The task: Search the records below for "toString" and copy every line it turns up in.
[Opening Records supplied section]
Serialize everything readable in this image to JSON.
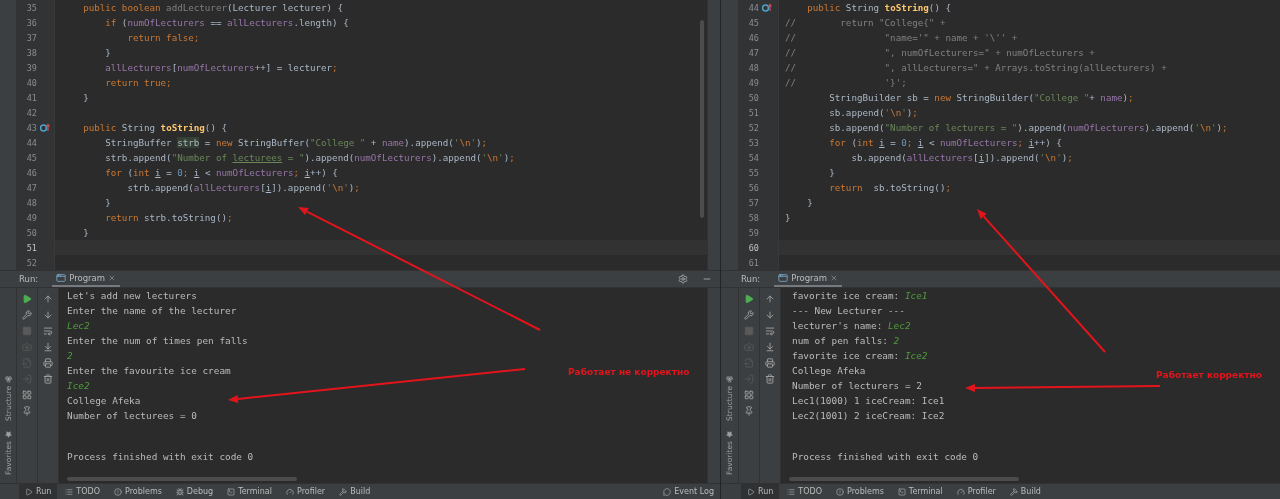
{
  "panes": [
    {
      "editor": {
        "lines": [
          {
            "number": "35",
            "override": false,
            "current": false,
            "tokens": [
              {
                "kind": "kw",
                "text": "    public boolean "
              },
              {
                "kind": "unused",
                "text": "addLecturer"
              },
              {
                "kind": "plain",
                "text": "(Lecturer lecturer) {"
              }
            ]
          },
          {
            "number": "36",
            "override": false,
            "current": false,
            "tokens": [
              {
                "kind": "kw",
                "text": "        if "
              },
              {
                "kind": "plain",
                "text": "("
              },
              {
                "kind": "field",
                "text": "numOfLecturers"
              },
              {
                "kind": "plain",
                "text": " == "
              },
              {
                "kind": "field",
                "text": "allLecturers"
              },
              {
                "kind": "plain",
                "text": ".length) {"
              }
            ]
          },
          {
            "number": "37",
            "override": false,
            "current": false,
            "tokens": [
              {
                "kind": "kw",
                "text": "            return false;"
              }
            ]
          },
          {
            "number": "38",
            "override": false,
            "current": false,
            "tokens": [
              {
                "kind": "plain",
                "text": "        }"
              }
            ]
          },
          {
            "number": "39",
            "override": false,
            "current": false,
            "tokens": [
              {
                "kind": "field",
                "text": "        allLecturers"
              },
              {
                "kind": "plain",
                "text": "["
              },
              {
                "kind": "field",
                "text": "numOfLecturers"
              },
              {
                "kind": "plain",
                "text": "++] = lecturer"
              },
              {
                "kind": "kw",
                "text": ";"
              }
            ]
          },
          {
            "number": "40",
            "override": false,
            "current": false,
            "tokens": [
              {
                "kind": "kw",
                "text": "        return true;"
              }
            ]
          },
          {
            "number": "41",
            "override": false,
            "current": false,
            "tokens": [
              {
                "kind": "plain",
                "text": "    }"
              }
            ]
          },
          {
            "number": "42",
            "override": false,
            "current": false
          },
          {
            "number": "43",
            "override": true,
            "current": false,
            "tokens": [
              {
                "kind": "kw",
                "text": "    public "
              },
              {
                "kind": "plain",
                "text": "String "
              },
              {
                "kind": "method",
                "text": "toString"
              },
              {
                "kind": "plain",
                "text": "() {"
              }
            ]
          },
          {
            "number": "44",
            "override": false,
            "current": false,
            "tokens": [
              {
                "kind": "plain",
                "text": "        StringBuffer "
              },
              {
                "kind": "hl",
                "text": "strb"
              },
              {
                "kind": "plain",
                "text": " = "
              },
              {
                "kind": "kw",
                "text": "new "
              },
              {
                "kind": "plain",
                "text": "StringBuffer("
              },
              {
                "kind": "str",
                "text": "\"College \""
              },
              {
                "kind": "plain",
                "text": " + "
              },
              {
                "kind": "field",
                "text": "name"
              },
              {
                "kind": "plain",
                "text": ").append("
              },
              {
                "kind": "str",
                "text": "'"
              },
              {
                "kind": "kw",
                "text": "\\n"
              },
              {
                "kind": "str",
                "text": "'"
              },
              {
                "kind": "plain",
                "text": ")"
              },
              {
                "kind": "kw",
                "text": ";"
              }
            ]
          },
          {
            "number": "45",
            "override": false,
            "current": false,
            "tokens": [
              {
                "kind": "plain",
                "text": "        strb.append("
              },
              {
                "kind": "str",
                "text": "\"Number of "
              },
              {
                "kind": "strwarn",
                "text": "lecturees"
              },
              {
                "kind": "str",
                "text": " = \""
              },
              {
                "kind": "plain",
                "text": ").append("
              },
              {
                "kind": "field",
                "text": "numOfLecturers"
              },
              {
                "kind": "plain",
                "text": ").append("
              },
              {
                "kind": "str",
                "text": "'"
              },
              {
                "kind": "kw",
                "text": "\\n"
              },
              {
                "kind": "str",
                "text": "'"
              },
              {
                "kind": "plain",
                "text": ")"
              },
              {
                "kind": "kw",
                "text": ";"
              }
            ]
          },
          {
            "number": "46",
            "override": false,
            "current": false,
            "tokens": [
              {
                "kind": "kw",
                "text": "        for "
              },
              {
                "kind": "plain",
                "text": "("
              },
              {
                "kind": "kw",
                "text": "int "
              },
              {
                "kind": "under",
                "text": "i"
              },
              {
                "kind": "plain",
                "text": " = "
              },
              {
                "kind": "num",
                "text": "0"
              },
              {
                "kind": "kw",
                "text": "; "
              },
              {
                "kind": "under",
                "text": "i"
              },
              {
                "kind": "plain",
                "text": " < "
              },
              {
                "kind": "field",
                "text": "numOfLecturers"
              },
              {
                "kind": "kw",
                "text": "; "
              },
              {
                "kind": "under",
                "text": "i"
              },
              {
                "kind": "plain",
                "text": "++) {"
              }
            ]
          },
          {
            "number": "47",
            "override": false,
            "current": false,
            "tokens": [
              {
                "kind": "plain",
                "text": "            strb.append("
              },
              {
                "kind": "field",
                "text": "allLecturers"
              },
              {
                "kind": "plain",
                "text": "["
              },
              {
                "kind": "under",
                "text": "i"
              },
              {
                "kind": "plain",
                "text": "]).append("
              },
              {
                "kind": "str",
                "text": "'"
              },
              {
                "kind": "kw",
                "text": "\\n"
              },
              {
                "kind": "str",
                "text": "'"
              },
              {
                "kind": "plain",
                "text": ")"
              },
              {
                "kind": "kw",
                "text": ";"
              }
            ]
          },
          {
            "number": "48",
            "override": false,
            "current": false,
            "tokens": [
              {
                "kind": "plain",
                "text": "        }"
              }
            ]
          },
          {
            "number": "49",
            "override": false,
            "current": false,
            "tokens": [
              {
                "kind": "kw",
                "text": "        return "
              },
              {
                "kind": "plain",
                "text": "strb.toString()"
              },
              {
                "kind": "kw",
                "text": ";"
              }
            ]
          },
          {
            "number": "50",
            "override": false,
            "current": false,
            "tokens": [
              {
                "kind": "plain",
                "text": "    }"
              }
            ]
          },
          {
            "number": "51",
            "override": false,
            "current": true
          },
          {
            "number": "52",
            "override": false,
            "current": false
          }
        ]
      },
      "run": {
        "label": "Run:",
        "tab": {
          "label": "Program",
          "selected": true
        }
      },
      "console": {
        "lines": [
          {
            "tokens": [
              {
                "kind": "out",
                "text": "Let's add new lecturers"
              }
            ]
          },
          {
            "tokens": [
              {
                "kind": "out",
                "text": "Enter the name of the lecturer"
              }
            ]
          },
          {
            "tokens": [
              {
                "kind": "input",
                "text": "Lec2"
              }
            ]
          },
          {
            "tokens": [
              {
                "kind": "out",
                "text": "Enter the num of times pen falls"
              }
            ]
          },
          {
            "tokens": [
              {
                "kind": "input",
                "text": "2"
              }
            ]
          },
          {
            "tokens": [
              {
                "kind": "out",
                "text": "Enter the favourite ice cream"
              }
            ]
          },
          {
            "tokens": [
              {
                "kind": "input",
                "text": "Ice2"
              }
            ]
          },
          {
            "tokens": [
              {
                "kind": "out",
                "text": "College Afeka"
              }
            ]
          },
          {
            "tokens": [
              {
                "kind": "out",
                "text": "Number of lecturees = 0"
              }
            ]
          }
        ],
        "exit_message": "Process finished with exit code 0"
      },
      "side_tabs": [
        "Structure",
        "Favorites"
      ],
      "bottom_bar": [
        {
          "kind": "run",
          "label": "Run",
          "selected": true
        },
        {
          "kind": "todo",
          "label": "TODO",
          "selected": false
        },
        {
          "kind": "problems",
          "label": "Problems",
          "selected": false
        },
        {
          "kind": "debug",
          "label": "Debug",
          "selected": false
        },
        {
          "kind": "terminal",
          "label": "Terminal",
          "selected": false
        },
        {
          "kind": "profiler",
          "label": "Profiler",
          "selected": false
        },
        {
          "kind": "build",
          "label": "Build",
          "selected": false
        },
        {
          "kind": "eventlog",
          "label": "Event Log",
          "selected": false
        }
      ],
      "annotation": "Работает не корректно"
    },
    {
      "editor": {
        "lines": [
          {
            "number": "44",
            "override": true,
            "current": false,
            "tokens": [
              {
                "kind": "kw",
                "text": "    public "
              },
              {
                "kind": "plain",
                "text": "String "
              },
              {
                "kind": "method",
                "text": "toString"
              },
              {
                "kind": "plain",
                "text": "() {"
              }
            ]
          },
          {
            "number": "45",
            "override": false,
            "current": false,
            "tokens": [
              {
                "kind": "comment",
                "text": "//        return \"College{\" +"
              }
            ]
          },
          {
            "number": "46",
            "override": false,
            "current": false,
            "tokens": [
              {
                "kind": "comment",
                "text": "//                \"name='\" + name + '\\'' +"
              }
            ]
          },
          {
            "number": "47",
            "override": false,
            "current": false,
            "tokens": [
              {
                "kind": "comment",
                "text": "//                \", numOfLecturers=\" + numOfLecturers +"
              }
            ]
          },
          {
            "number": "48",
            "override": false,
            "current": false,
            "tokens": [
              {
                "kind": "comment",
                "text": "//                \", allLecturers=\" + Arrays.toString(allLecturers) +"
              }
            ]
          },
          {
            "number": "49",
            "override": false,
            "current": false,
            "tokens": [
              {
                "kind": "comment",
                "text": "//                '}';"
              }
            ]
          },
          {
            "number": "50",
            "override": false,
            "current": false,
            "tokens": [
              {
                "kind": "plain",
                "text": "        StringBuilder sb = "
              },
              {
                "kind": "kw",
                "text": "new "
              },
              {
                "kind": "plain",
                "text": "StringBuilder("
              },
              {
                "kind": "str",
                "text": "\"College \""
              },
              {
                "kind": "plain",
                "text": "+ "
              },
              {
                "kind": "field",
                "text": "name"
              },
              {
                "kind": "plain",
                "text": ")"
              },
              {
                "kind": "kw",
                "text": ";"
              }
            ]
          },
          {
            "number": "51",
            "override": false,
            "current": false,
            "tokens": [
              {
                "kind": "plain",
                "text": "        sb.append("
              },
              {
                "kind": "str",
                "text": "'"
              },
              {
                "kind": "kw",
                "text": "\\n"
              },
              {
                "kind": "str",
                "text": "'"
              },
              {
                "kind": "plain",
                "text": ")"
              },
              {
                "kind": "kw",
                "text": ";"
              }
            ]
          },
          {
            "number": "52",
            "override": false,
            "current": false,
            "tokens": [
              {
                "kind": "plain",
                "text": "        sb.append("
              },
              {
                "kind": "str",
                "text": "\"Number of lecturers = \""
              },
              {
                "kind": "plain",
                "text": ").append("
              },
              {
                "kind": "field",
                "text": "numOfLecturers"
              },
              {
                "kind": "plain",
                "text": ").append("
              },
              {
                "kind": "str",
                "text": "'"
              },
              {
                "kind": "kw",
                "text": "\\n"
              },
              {
                "kind": "str",
                "text": "'"
              },
              {
                "kind": "plain",
                "text": ")"
              },
              {
                "kind": "kw",
                "text": ";"
              }
            ]
          },
          {
            "number": "53",
            "override": false,
            "current": false,
            "tokens": [
              {
                "kind": "kw",
                "text": "        for "
              },
              {
                "kind": "plain",
                "text": "("
              },
              {
                "kind": "kw",
                "text": "int "
              },
              {
                "kind": "under",
                "text": "i"
              },
              {
                "kind": "plain",
                "text": " = "
              },
              {
                "kind": "num",
                "text": "0"
              },
              {
                "kind": "kw",
                "text": "; "
              },
              {
                "kind": "under",
                "text": "i"
              },
              {
                "kind": "plain",
                "text": " < "
              },
              {
                "kind": "field",
                "text": "numOfLecturers"
              },
              {
                "kind": "kw",
                "text": "; "
              },
              {
                "kind": "under",
                "text": "i"
              },
              {
                "kind": "plain",
                "text": "++) {"
              }
            ]
          },
          {
            "number": "54",
            "override": false,
            "current": false,
            "tokens": [
              {
                "kind": "plain",
                "text": "            sb.append("
              },
              {
                "kind": "field",
                "text": "allLecturers"
              },
              {
                "kind": "plain",
                "text": "["
              },
              {
                "kind": "under",
                "text": "i"
              },
              {
                "kind": "plain",
                "text": "]).append("
              },
              {
                "kind": "str",
                "text": "'"
              },
              {
                "kind": "kw",
                "text": "\\n"
              },
              {
                "kind": "str",
                "text": "'"
              },
              {
                "kind": "plain",
                "text": ")"
              },
              {
                "kind": "kw",
                "text": ";"
              }
            ]
          },
          {
            "number": "55",
            "override": false,
            "current": false,
            "tokens": [
              {
                "kind": "plain",
                "text": "        }"
              }
            ]
          },
          {
            "number": "56",
            "override": false,
            "current": false,
            "tokens": [
              {
                "kind": "kw",
                "text": "        return  "
              },
              {
                "kind": "plain",
                "text": "sb.toString()"
              },
              {
                "kind": "kw",
                "text": ";"
              }
            ]
          },
          {
            "number": "57",
            "override": false,
            "current": false,
            "tokens": [
              {
                "kind": "plain",
                "text": "    }"
              }
            ]
          },
          {
            "number": "58",
            "override": false,
            "current": false,
            "tokens": [
              {
                "kind": "plain",
                "text": "}"
              }
            ]
          },
          {
            "number": "59",
            "override": false,
            "current": false
          },
          {
            "number": "60",
            "override": false,
            "current": true
          },
          {
            "number": "61",
            "override": false,
            "current": false
          }
        ]
      },
      "run": {
        "label": "Run:",
        "tab": {
          "label": "Program",
          "selected": true
        }
      },
      "console": {
        "lines": [
          {
            "tokens": [
              {
                "kind": "out",
                "text": "favorite ice cream: "
              },
              {
                "kind": "input",
                "text": "Ice1"
              }
            ]
          },
          {
            "tokens": [
              {
                "kind": "out",
                "text": "--- New Lecturer ---"
              }
            ]
          },
          {
            "tokens": [
              {
                "kind": "out",
                "text": "lecturer's name: "
              },
              {
                "kind": "input",
                "text": "Lec2"
              }
            ]
          },
          {
            "tokens": [
              {
                "kind": "out",
                "text": "num of pen falls: "
              },
              {
                "kind": "input",
                "text": "2"
              }
            ]
          },
          {
            "tokens": [
              {
                "kind": "out",
                "text": "favorite ice cream: "
              },
              {
                "kind": "input",
                "text": "Ice2"
              }
            ]
          },
          {
            "tokens": [
              {
                "kind": "out",
                "text": "College Afeka"
              }
            ]
          },
          {
            "tokens": [
              {
                "kind": "out",
                "text": "Number of lecturers = 2"
              }
            ]
          },
          {
            "tokens": [
              {
                "kind": "out",
                "text": "Lec1(1000) 1 iceCream: Ice1"
              }
            ]
          },
          {
            "tokens": [
              {
                "kind": "out",
                "text": "Lec2(1001) 2 iceCream: Ice2"
              }
            ]
          }
        ],
        "exit_message": "Process finished with exit code 0"
      },
      "side_tabs": [
        "Structure",
        "Favorites"
      ],
      "bottom_bar": [
        {
          "kind": "run",
          "label": "Run",
          "selected": true
        },
        {
          "kind": "todo",
          "label": "TODO",
          "selected": false
        },
        {
          "kind": "problems",
          "label": "Problems",
          "selected": false
        },
        {
          "kind": "terminal",
          "label": "Terminal",
          "selected": false
        },
        {
          "kind": "profiler",
          "label": "Profiler",
          "selected": false
        },
        {
          "kind": "build",
          "label": "Build",
          "selected": false
        }
      ],
      "annotation": "Работает корректно"
    }
  ]
}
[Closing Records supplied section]
Solution for this exercise:
                "text": "toString"
                "text": "strb.toString()"
                "text": "toString"
                "text": "//                \", allLecturers=\" + Arrays.toString(allLecturers) +"
                "text": "sb.toString()"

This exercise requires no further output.